---------- Given data
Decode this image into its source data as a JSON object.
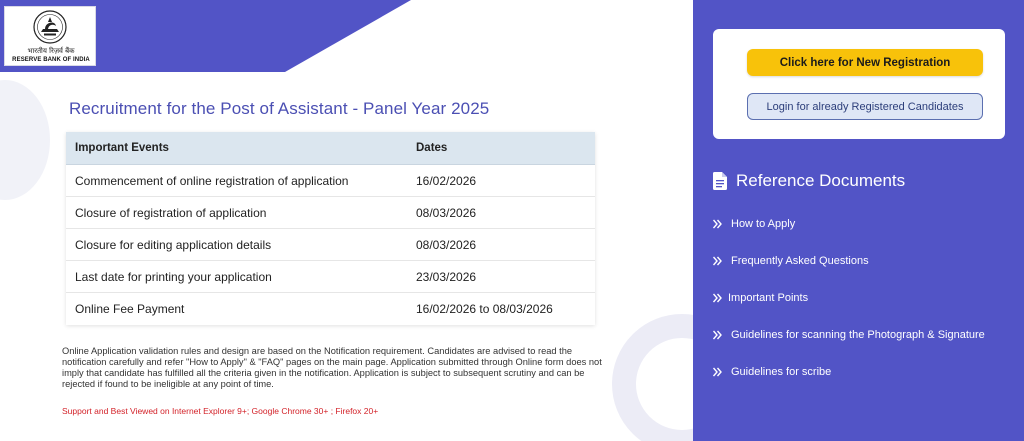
{
  "brand": {
    "hindi_name": "भारतीय रिज़र्व बैंक",
    "english_name": "RESERVE BANK OF INDIA",
    "logo_icon": "rbi-emblem-icon"
  },
  "colors": {
    "accent_purple": "#5254c6",
    "title_purple": "#4b4fb3",
    "primary_button": "#f8c20a",
    "warning_text": "#d3232a",
    "table_header": "#dbe6ef"
  },
  "main": {
    "title": "Recruitment for the Post of Assistant - Panel Year 2025",
    "table": {
      "headers": [
        "Important Events",
        "Dates"
      ],
      "rows": [
        {
          "event": "Commencement of online registration of application",
          "date": "16/02/2026"
        },
        {
          "event": "Closure of registration of application",
          "date": "08/03/2026"
        },
        {
          "event": "Closure for editing application details",
          "date": "08/03/2026"
        },
        {
          "event": "Last date for printing your application",
          "date": "23/03/2026"
        },
        {
          "event": "Online Fee Payment",
          "date": "16/02/2026 to 08/03/2026"
        }
      ]
    },
    "note": "Online Application validation rules and design are based on the Notification requirement. Candidates are advised to read the notification carefully and refer \"How to Apply\" & \"FAQ\" pages on the main page. Application submitted through Online form does not imply that candidate has fulfilled all the criteria given in the notification. Application is subject to subsequent scrutiny and can be rejected if found to be ineligible at any point of time.",
    "support": "Support and Best Viewed on Internet Explorer 9+; Google Chrome 30+ ; Firefox 20+"
  },
  "sidebar": {
    "new_registration_label": "Click here for New Registration",
    "login_label": "Login for already Registered Candidates",
    "reference_heading": "Reference Documents",
    "reference_icon": "document-icon",
    "items": [
      {
        "label": "How to Apply",
        "icon": "double-chevron-right-icon"
      },
      {
        "label": "Frequently Asked Questions",
        "icon": "double-chevron-right-icon"
      },
      {
        "label": "Important Points",
        "icon": "double-chevron-right-icon"
      },
      {
        "label": "Guidelines for scanning the Photograph & Signature",
        "icon": "double-chevron-right-icon"
      },
      {
        "label": "Guidelines for scribe",
        "icon": "double-chevron-right-icon"
      }
    ]
  }
}
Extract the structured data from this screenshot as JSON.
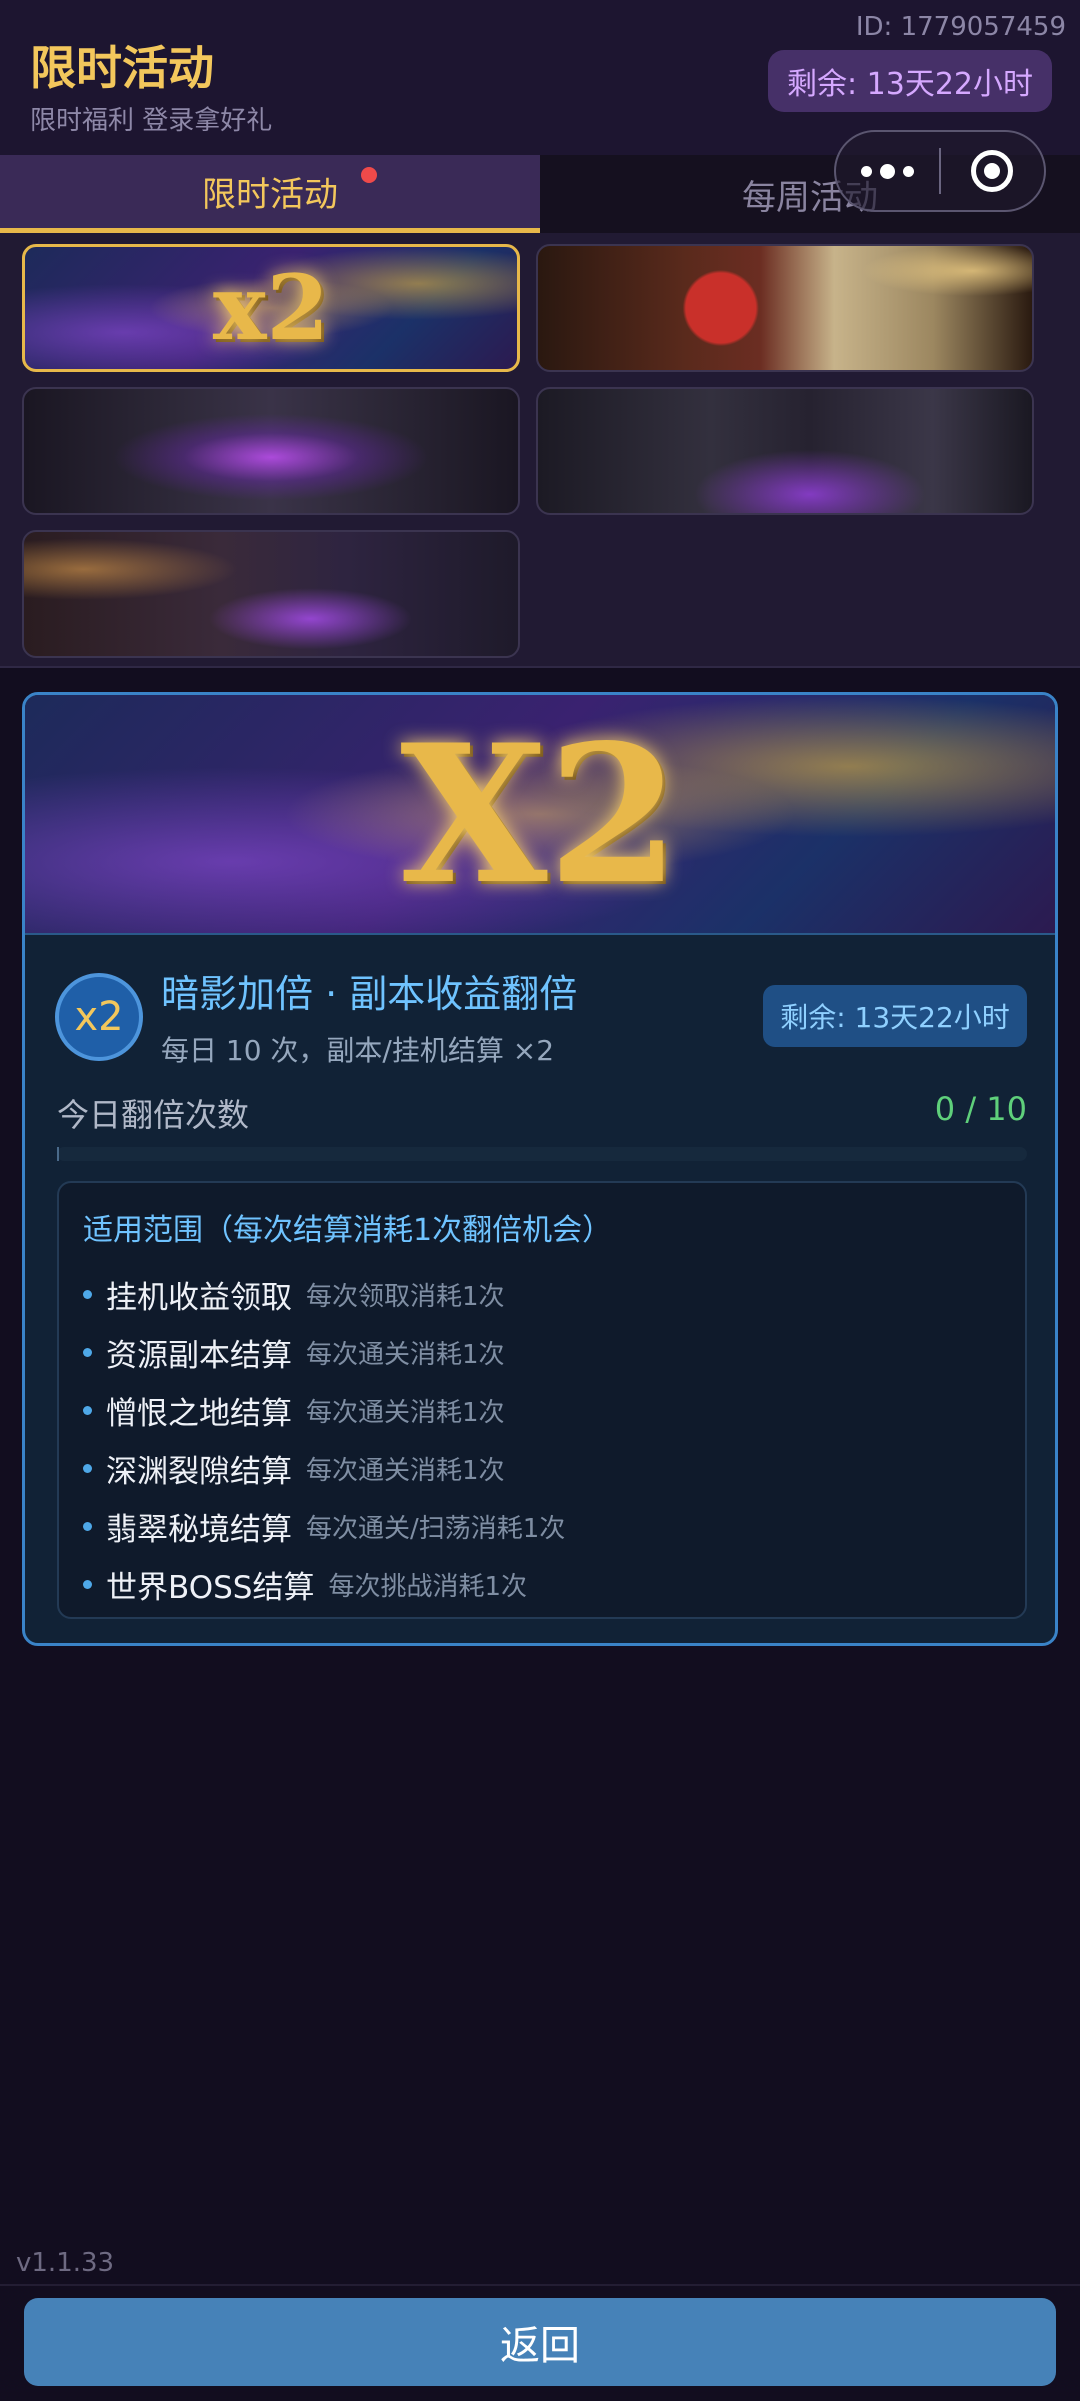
{
  "header": {
    "user_id": "ID: 1779057459",
    "title": "限时活动",
    "subtitle": "限时福利 登录拿好礼",
    "remaining": "剩余: 13天22小时"
  },
  "capsule": {
    "more_icon": "more-dots-icon",
    "close_icon": "target-close-icon"
  },
  "tabs": [
    {
      "label": "限时活动",
      "active": true,
      "has_dot": true
    },
    {
      "label": "每周活动",
      "active": false,
      "has_dot": false
    }
  ],
  "thumbnails": {
    "t1_text": "x2"
  },
  "detail": {
    "banner_text": "X2",
    "badge": "x2",
    "title": "暗影加倍 · 副本收益翻倍",
    "description": "每日 10 次，副本/挂机结算 ×2",
    "remaining": "剩余: 13天22小时",
    "count_label": "今日翻倍次数",
    "count_value": "0 / 10",
    "progress": 0,
    "scope_title": "适用范围（每次结算消耗1次翻倍机会）",
    "scope_items": [
      {
        "name": "挂机收益领取",
        "note": "每次领取消耗1次"
      },
      {
        "name": "资源副本结算",
        "note": "每次通关消耗1次"
      },
      {
        "name": "憎恨之地结算",
        "note": "每次通关消耗1次"
      },
      {
        "name": "深渊裂隙结算",
        "note": "每次通关消耗1次"
      },
      {
        "name": "翡翠秘境结算",
        "note": "每次通关/扫荡消耗1次"
      },
      {
        "name": "世界BOSS结算",
        "note": "每次挑战消耗1次"
      }
    ]
  },
  "footer": {
    "version": "v1.1.33",
    "back_label": "返回"
  },
  "colors": {
    "accent_gold": "#f3c75c",
    "accent_blue": "#3a83c8",
    "success_green": "#5fd07b",
    "back_button": "#4682b8"
  }
}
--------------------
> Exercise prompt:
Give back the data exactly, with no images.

> Output:
Decode this image into its source data as a JSON object.
{
  "brand": {
    "hindi_name": "भारतीय रिज़र्व बैंक",
    "english_name": "RESERVE BANK OF INDIA",
    "logo_icon": "rbi-emblem-icon"
  },
  "colors": {
    "accent_purple": "#5254c6",
    "title_purple": "#4b4fb3",
    "primary_button": "#f8c20a",
    "warning_text": "#d3232a",
    "table_header": "#dbe6ef"
  },
  "main": {
    "title": "Recruitment for the Post of Assistant - Panel Year 2025",
    "table": {
      "headers": [
        "Important Events",
        "Dates"
      ],
      "rows": [
        {
          "event": "Commencement of online registration of application",
          "date": "16/02/2026"
        },
        {
          "event": "Closure of registration of application",
          "date": "08/03/2026"
        },
        {
          "event": "Closure for editing application details",
          "date": "08/03/2026"
        },
        {
          "event": "Last date for printing your application",
          "date": "23/03/2026"
        },
        {
          "event": "Online Fee Payment",
          "date": "16/02/2026 to 08/03/2026"
        }
      ]
    },
    "note": "Online Application validation rules and design are based on the Notification requirement. Candidates are advised to read the notification carefully and refer \"How to Apply\" & \"FAQ\" pages on the main page. Application submitted through Online form does not imply that candidate has fulfilled all the criteria given in the notification. Application is subject to subsequent scrutiny and can be rejected if found to be ineligible at any point of time.",
    "support": "Support and Best Viewed on Internet Explorer 9+; Google Chrome 30+ ; Firefox 20+"
  },
  "sidebar": {
    "new_registration_label": "Click here for New Registration",
    "login_label": "Login for already Registered Candidates",
    "reference_heading": "Reference Documents",
    "reference_icon": "document-icon",
    "items": [
      {
        "label": "How to Apply",
        "icon": "double-chevron-right-icon"
      },
      {
        "label": "Frequently Asked Questions",
        "icon": "double-chevron-right-icon"
      },
      {
        "label": "Important Points",
        "icon": "double-chevron-right-icon"
      },
      {
        "label": "Guidelines for scanning the Photograph & Signature",
        "icon": "double-chevron-right-icon"
      },
      {
        "label": "Guidelines for scribe",
        "icon": "double-chevron-right-icon"
      }
    ]
  }
}
Extract the structured data from this screenshot as JSON.
{
  "header": {
    "user_id": "ID: 1779057459",
    "title": "限时活动",
    "subtitle": "限时福利 登录拿好礼",
    "remaining": "剩余: 13天22小时"
  },
  "capsule": {
    "more_icon": "more-dots-icon",
    "close_icon": "target-close-icon"
  },
  "tabs": [
    {
      "label": "限时活动",
      "active": true,
      "has_dot": true
    },
    {
      "label": "每周活动",
      "active": false,
      "has_dot": false
    }
  ],
  "thumbnails": {
    "t1_text": "x2"
  },
  "detail": {
    "banner_text": "X2",
    "badge": "x2",
    "title": "暗影加倍 · 副本收益翻倍",
    "description": "每日 10 次，副本/挂机结算 ×2",
    "remaining": "剩余: 13天22小时",
    "count_label": "今日翻倍次数",
    "count_value": "0 / 10",
    "progress": 0,
    "scope_title": "适用范围（每次结算消耗1次翻倍机会）",
    "scope_items": [
      {
        "name": "挂机收益领取",
        "note": "每次领取消耗1次"
      },
      {
        "name": "资源副本结算",
        "note": "每次通关消耗1次"
      },
      {
        "name": "憎恨之地结算",
        "note": "每次通关消耗1次"
      },
      {
        "name": "深渊裂隙结算",
        "note": "每次通关消耗1次"
      },
      {
        "name": "翡翠秘境结算",
        "note": "每次通关/扫荡消耗1次"
      },
      {
        "name": "世界BOSS结算",
        "note": "每次挑战消耗1次"
      }
    ]
  },
  "footer": {
    "version": "v1.1.33",
    "back_label": "返回"
  },
  "colors": {
    "accent_gold": "#f3c75c",
    "accent_blue": "#3a83c8",
    "success_green": "#5fd07b",
    "back_button": "#4682b8"
  }
}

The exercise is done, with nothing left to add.